Shared Boundaries

Shared Boundaries

School:

UBC

Department:

Landscape Architecture

Course:

LARC 502

Instructors:

  • Fionn Byrne

City of Vancouver:

  • Andrea Wickham

Student Team:

  • Kelly Kang
  • Josh Fender

Strategy:

  • Climate Emergency Plan

City goal area:

  • Climate Leadership

Term:

Spring 2020

Summary

The fence signifies the property line between two neighbours; a separator between two private spaces. In Vancouver the high fence may also serve as a symbol of social isolation and social disconnection. Our project “Shared Boundaries” challenges this narrative through an integration of a shared planter box fence. 

This fence system speculates how food, water, and waste management could be shared among neighbours, with the goal of connecting the community at large. Through the introduction of a shared water/food/waste system along the fence line, neighbours can contribute to the sustainable goals of Vancouver’s Greenest City Action Plan.
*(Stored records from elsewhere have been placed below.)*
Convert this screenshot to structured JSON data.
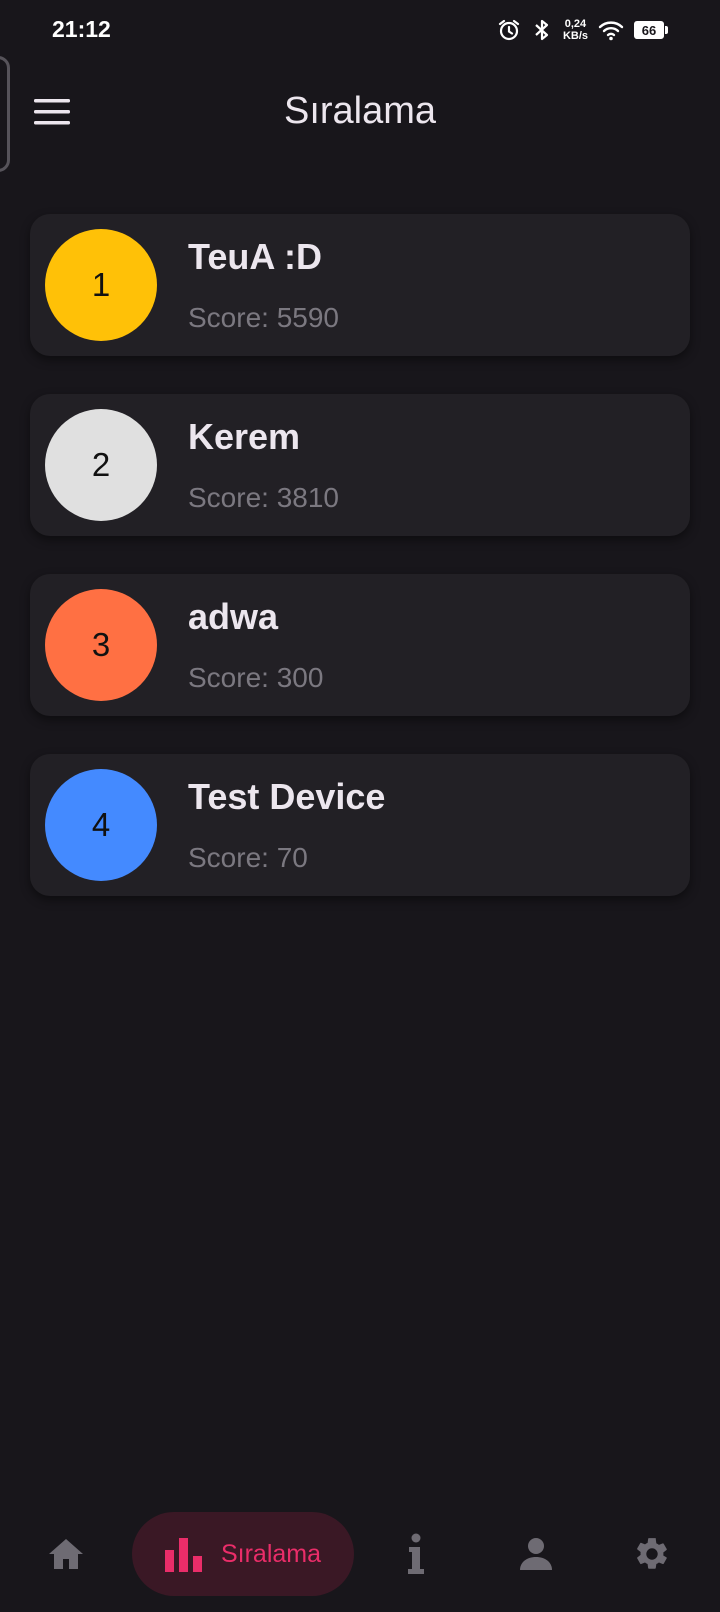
{
  "status_bar": {
    "time": "21:12",
    "net_speed_value": "0,24",
    "net_speed_unit": "KB/s",
    "battery_level": "66"
  },
  "app_bar": {
    "title": "Sıralama"
  },
  "rankings": [
    {
      "rank": "1",
      "name": "TeuA :D",
      "score": "Score: 5590",
      "color": "#ffc107"
    },
    {
      "rank": "2",
      "name": "Kerem",
      "score": "Score: 3810",
      "color": "#e0e0e0"
    },
    {
      "rank": "3",
      "name": "adwa",
      "score": "Score: 300",
      "color": "#ff7043"
    },
    {
      "rank": "4",
      "name": "Test Device",
      "score": "Score: 70",
      "color": "#448aff"
    }
  ],
  "bottom_nav": {
    "items": [
      {
        "icon": "home-icon"
      },
      {
        "icon": "bar-chart-icon",
        "label": "Sıralama",
        "active": true
      },
      {
        "icon": "info-icon"
      },
      {
        "icon": "person-icon"
      },
      {
        "icon": "gear-icon"
      }
    ],
    "active_color": "#ea2d69",
    "active_bg": "#3a1825",
    "inactive_color": "#6e6b73"
  }
}
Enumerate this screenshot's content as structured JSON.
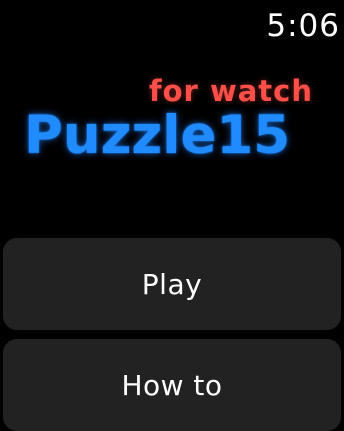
{
  "status": {
    "time": "5:06"
  },
  "header": {
    "subtitle": "for watch",
    "title": "Puzzle15"
  },
  "menu": {
    "play_label": "Play",
    "howto_label": "How to"
  },
  "colors": {
    "background": "#000000",
    "subtitle": "#ff4f48",
    "title": "#1f8bff",
    "button_background": "#222222",
    "button_text": "#ffffff"
  }
}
Neighbours can build stronger connections with one another as they work together to manage the system.

Rainwater is harvested from roof drains directly into the fence garden boxes. Water that surpasses a certain level in water tanks could then be automatically released to the garden boxes to irrigate the fruits and vegetables. In the backyard, a shared chicken coop was designed to encourage interactions and shared ownership between neighbours while providing essential proteins. Household food waste, organic waste from the fence garden and the chicken coop can be used for compost, and later being reused as fertilizers for the garden. 

The water/ food/waste system will encourage each neighbor to share costs, time, material usage, and storage spaces; both benefiting by increasing overall productivity and efficiency, while still maintaining privacy by adjusting the height of the fences. This results in economic, social, and environmental benefits through this reclamation of the fence line.